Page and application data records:

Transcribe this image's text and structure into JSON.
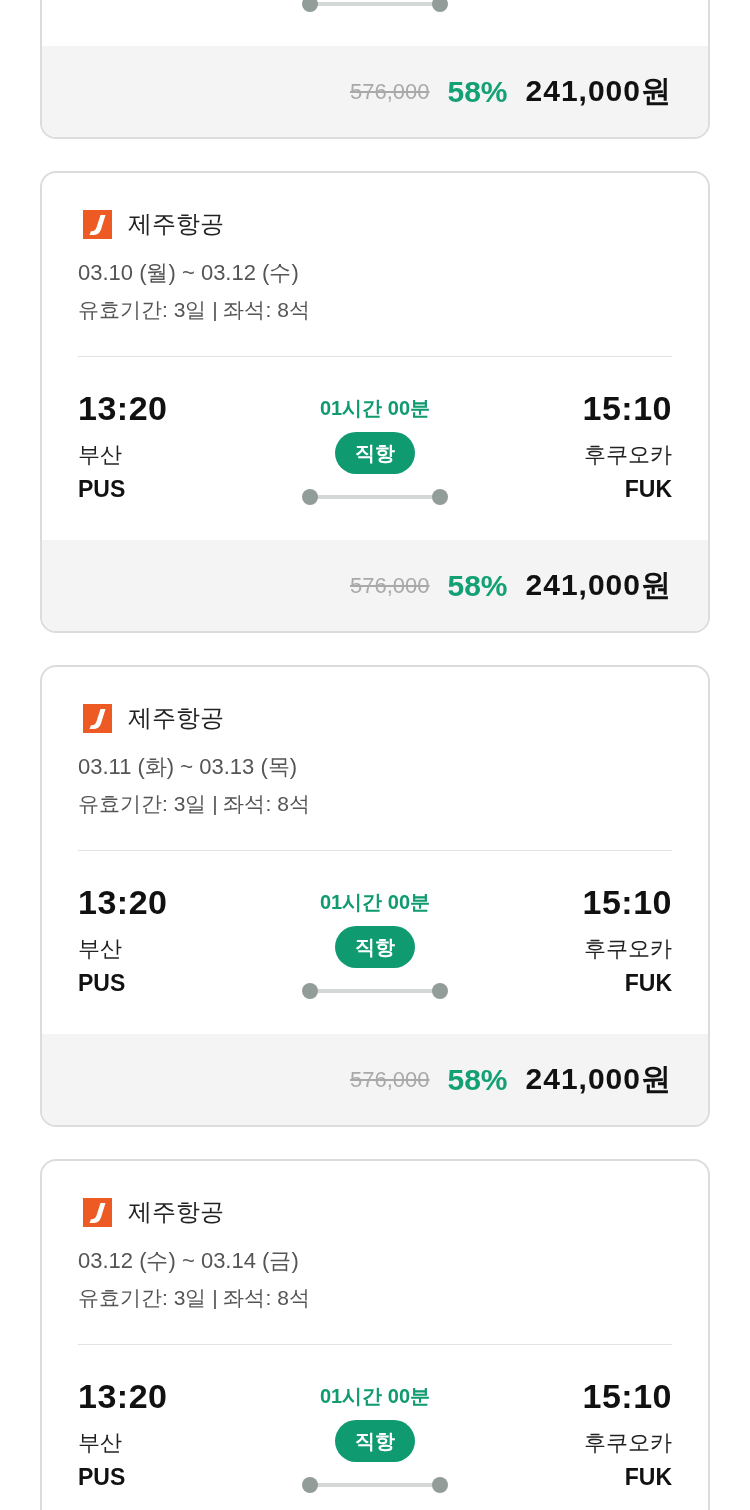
{
  "cards": [
    {
      "kind": "tail",
      "price": {
        "original": "576,000",
        "discount": "58%",
        "final": "241,000원"
      }
    },
    {
      "kind": "full",
      "airline": "제주항공",
      "dates": "03.10 (월) ~ 03.12 (수)",
      "validity": "유효기간: 3일 | 좌석: 8석",
      "departure": {
        "time": "13:20",
        "city": "부산",
        "code": "PUS"
      },
      "duration": "01시간 00분",
      "flight_type": "직항",
      "arrival": {
        "time": "15:10",
        "city": "후쿠오카",
        "code": "FUK"
      },
      "price": {
        "original": "576,000",
        "discount": "58%",
        "final": "241,000원"
      }
    },
    {
      "kind": "full",
      "airline": "제주항공",
      "dates": "03.11 (화) ~ 03.13 (목)",
      "validity": "유효기간: 3일 | 좌석: 8석",
      "departure": {
        "time": "13:20",
        "city": "부산",
        "code": "PUS"
      },
      "duration": "01시간 00분",
      "flight_type": "직항",
      "arrival": {
        "time": "15:10",
        "city": "후쿠오카",
        "code": "FUK"
      },
      "price": {
        "original": "576,000",
        "discount": "58%",
        "final": "241,000원"
      }
    },
    {
      "kind": "head",
      "airline": "제주항공",
      "dates": "03.12 (수) ~ 03.14 (금)",
      "validity": "유효기간: 3일 | 좌석: 8석",
      "departure": {
        "time": "13:20",
        "city": "부산",
        "code": "PUS"
      },
      "duration": "01시간 00분",
      "flight_type": "직항",
      "arrival": {
        "time": "15:10",
        "city": "후쿠오카",
        "code": "FUK"
      }
    }
  ]
}
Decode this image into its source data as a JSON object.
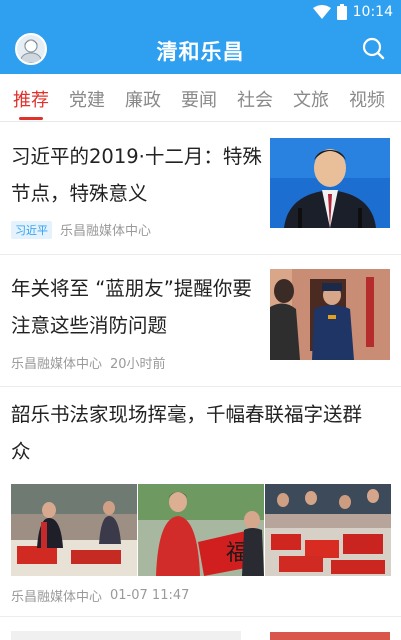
{
  "status_bar": {
    "time": "10:14"
  },
  "header": {
    "title": "清和乐昌"
  },
  "tabs": [
    {
      "label": "推荐",
      "active": true
    },
    {
      "label": "党建"
    },
    {
      "label": "廉政"
    },
    {
      "label": "要闻"
    },
    {
      "label": "社会"
    },
    {
      "label": "文旅"
    },
    {
      "label": "视频"
    }
  ],
  "articles": [
    {
      "line1": "习近平的2019·十二月：特殊",
      "line2": "节点，特殊意义",
      "tag": "习近平",
      "source": "乐昌融媒体中心",
      "time": ""
    },
    {
      "line1": "年关将至 “蓝朋友”提醒你要",
      "line2": "注意这些消防问题",
      "source": "乐昌融媒体中心",
      "time": "20小时前"
    },
    {
      "line1": "韶乐书法家现场挥毫，千幅春联福字送群",
      "line2": "众",
      "source": "乐昌融媒体中心",
      "time": "01-07 11:47"
    }
  ],
  "colors": {
    "brand_blue": "#2f9ff0",
    "accent_red": "#e0312b",
    "tag_bg": "#e3f2fd"
  }
}
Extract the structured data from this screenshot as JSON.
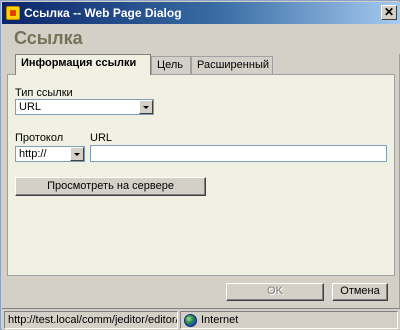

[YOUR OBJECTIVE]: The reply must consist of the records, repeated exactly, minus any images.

[THE COMPLETED TASK]:
Transcribe this image's text and structure into JSON.
{
  "cards": [
    {
      "kind": "tail",
      "price": {
        "original": "576,000",
        "discount": "58%",
        "final": "241,000원"
      }
    },
    {
      "kind": "full",
      "airline": "제주항공",
      "dates": "03.10 (월) ~ 03.12 (수)",
      "validity": "유효기간: 3일 | 좌석: 8석",
      "departure": {
        "time": "13:20",
        "city": "부산",
        "code": "PUS"
      },
      "duration": "01시간 00분",
      "flight_type": "직항",
      "arrival": {
        "time": "15:10",
        "city": "후쿠오카",
        "code": "FUK"
      },
      "price": {
        "original": "576,000",
        "discount": "58%",
        "final": "241,000원"
      }
    },
    {
      "kind": "full",
      "airline": "제주항공",
      "dates": "03.11 (화) ~ 03.13 (목)",
      "validity": "유효기간: 3일 | 좌석: 8석",
      "departure": {
        "time": "13:20",
        "city": "부산",
        "code": "PUS"
      },
      "duration": "01시간 00분",
      "flight_type": "직항",
      "arrival": {
        "time": "15:10",
        "city": "후쿠오카",
        "code": "FUK"
      },
      "price": {
        "original": "576,000",
        "discount": "58%",
        "final": "241,000원"
      }
    },
    {
      "kind": "head",
      "airline": "제주항공",
      "dates": "03.12 (수) ~ 03.14 (금)",
      "validity": "유효기간: 3일 | 좌석: 8석",
      "departure": {
        "time": "13:20",
        "city": "부산",
        "code": "PUS"
      },
      "duration": "01시간 00분",
      "flight_type": "직항",
      "arrival": {
        "time": "15:10",
        "city": "후쿠오카",
        "code": "FUK"
      }
    }
  ]
}
Decode this image into its source data as a JSON object.
{
  "status_bar": {
    "time": "10:14"
  },
  "header": {
    "title": "清和乐昌"
  },
  "tabs": [
    {
      "label": "推荐",
      "active": true
    },
    {
      "label": "党建"
    },
    {
      "label": "廉政"
    },
    {
      "label": "要闻"
    },
    {
      "label": "社会"
    },
    {
      "label": "文旅"
    },
    {
      "label": "视频"
    }
  ],
  "articles": [
    {
      "line1": "习近平的2019·十二月：特殊",
      "line2": "节点，特殊意义",
      "tag": "习近平",
      "source": "乐昌融媒体中心",
      "time": ""
    },
    {
      "line1": "年关将至 “蓝朋友”提醒你要",
      "line2": "注意这些消防问题",
      "source": "乐昌融媒体中心",
      "time": "20小时前"
    },
    {
      "line1": "韶乐书法家现场挥毫，千幅春联福字送群",
      "line2": "众",
      "source": "乐昌融媒体中心",
      "time": "01-07 11:47"
    }
  ],
  "colors": {
    "brand_blue": "#2f9ff0",
    "accent_red": "#e0312b",
    "tag_bg": "#e3f2fd"
  }
}
Extract the structured data from this screenshot as JSON.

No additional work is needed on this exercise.